With the images excluded, set down every line of the listing below exactly.

[Provided entries Boundary: Start]

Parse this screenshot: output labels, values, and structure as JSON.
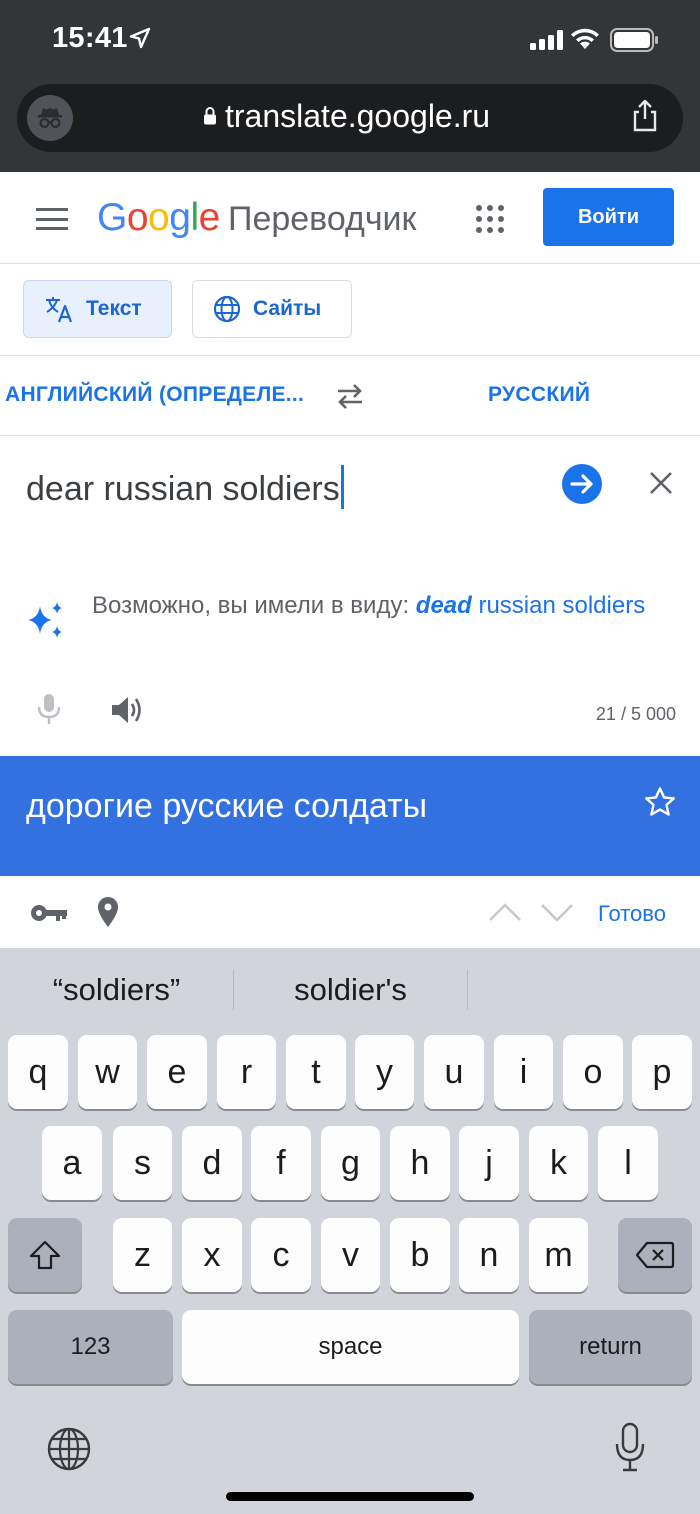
{
  "status_bar": {
    "time": "15:41"
  },
  "browser": {
    "url": "translate.google.ru"
  },
  "header": {
    "logo_letters": [
      "G",
      "o",
      "o",
      "g",
      "l",
      "e"
    ],
    "product_name": "Переводчик",
    "signin_label": "Войти"
  },
  "modes": {
    "text_label": "Текст",
    "sites_label": "Сайты"
  },
  "languages": {
    "source": "АНГЛИЙСКИЙ (ОПРЕДЕЛЕ...",
    "target": "РУССКИЙ"
  },
  "source": {
    "text": "dear russian soldiers",
    "suggestion_prefix": "Возможно, вы имели в виду:",
    "suggestion_fix": "dead",
    "suggestion_rest": "russian soldiers",
    "char_count": "21 / 5 000"
  },
  "translation": {
    "text": "дорогие русские солдаты"
  },
  "accessory": {
    "done_label": "Готово"
  },
  "keyboard": {
    "predictions": [
      "“soldiers”",
      "soldier's"
    ],
    "row1": [
      "q",
      "w",
      "e",
      "r",
      "t",
      "y",
      "u",
      "i",
      "o",
      "p"
    ],
    "row2": [
      "a",
      "s",
      "d",
      "f",
      "g",
      "h",
      "j",
      "k",
      "l"
    ],
    "row3": [
      "z",
      "x",
      "c",
      "v",
      "b",
      "n",
      "m"
    ],
    "numbers_label": "123",
    "space_label": "space",
    "return_label": "return"
  },
  "colors": {
    "accent": "#1a73e8",
    "result_bg": "#3371e1",
    "keyboard_bg": "#d1d4db"
  }
}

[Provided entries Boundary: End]

Written answer:
Parse this screenshot: output labels, values, and structure as JSON.
{
  "status_bar": {
    "time": "15:41"
  },
  "browser": {
    "url": "translate.google.ru"
  },
  "header": {
    "logo_letters": [
      "G",
      "o",
      "o",
      "g",
      "l",
      "e"
    ],
    "product_name": "Переводчик",
    "signin_label": "Войти"
  },
  "modes": {
    "text_label": "Текст",
    "sites_label": "Сайты"
  },
  "languages": {
    "source": "АНГЛИЙСКИЙ (ОПРЕДЕЛЕ...",
    "target": "РУССКИЙ"
  },
  "source": {
    "text": "dear russian soldiers",
    "suggestion_prefix": "Возможно, вы имели в виду:",
    "suggestion_fix": "dead",
    "suggestion_rest": "russian soldiers",
    "char_count": "21 / 5 000"
  },
  "translation": {
    "text": "дорогие русские солдаты"
  },
  "accessory": {
    "done_label": "Готово"
  },
  "keyboard": {
    "predictions": [
      "“soldiers”",
      "soldier's"
    ],
    "row1": [
      "q",
      "w",
      "e",
      "r",
      "t",
      "y",
      "u",
      "i",
      "o",
      "p"
    ],
    "row2": [
      "a",
      "s",
      "d",
      "f",
      "g",
      "h",
      "j",
      "k",
      "l"
    ],
    "row3": [
      "z",
      "x",
      "c",
      "v",
      "b",
      "n",
      "m"
    ],
    "numbers_label": "123",
    "space_label": "space",
    "return_label": "return"
  },
  "colors": {
    "accent": "#1a73e8",
    "result_bg": "#3371e1",
    "keyboard_bg": "#d1d4db"
  }
}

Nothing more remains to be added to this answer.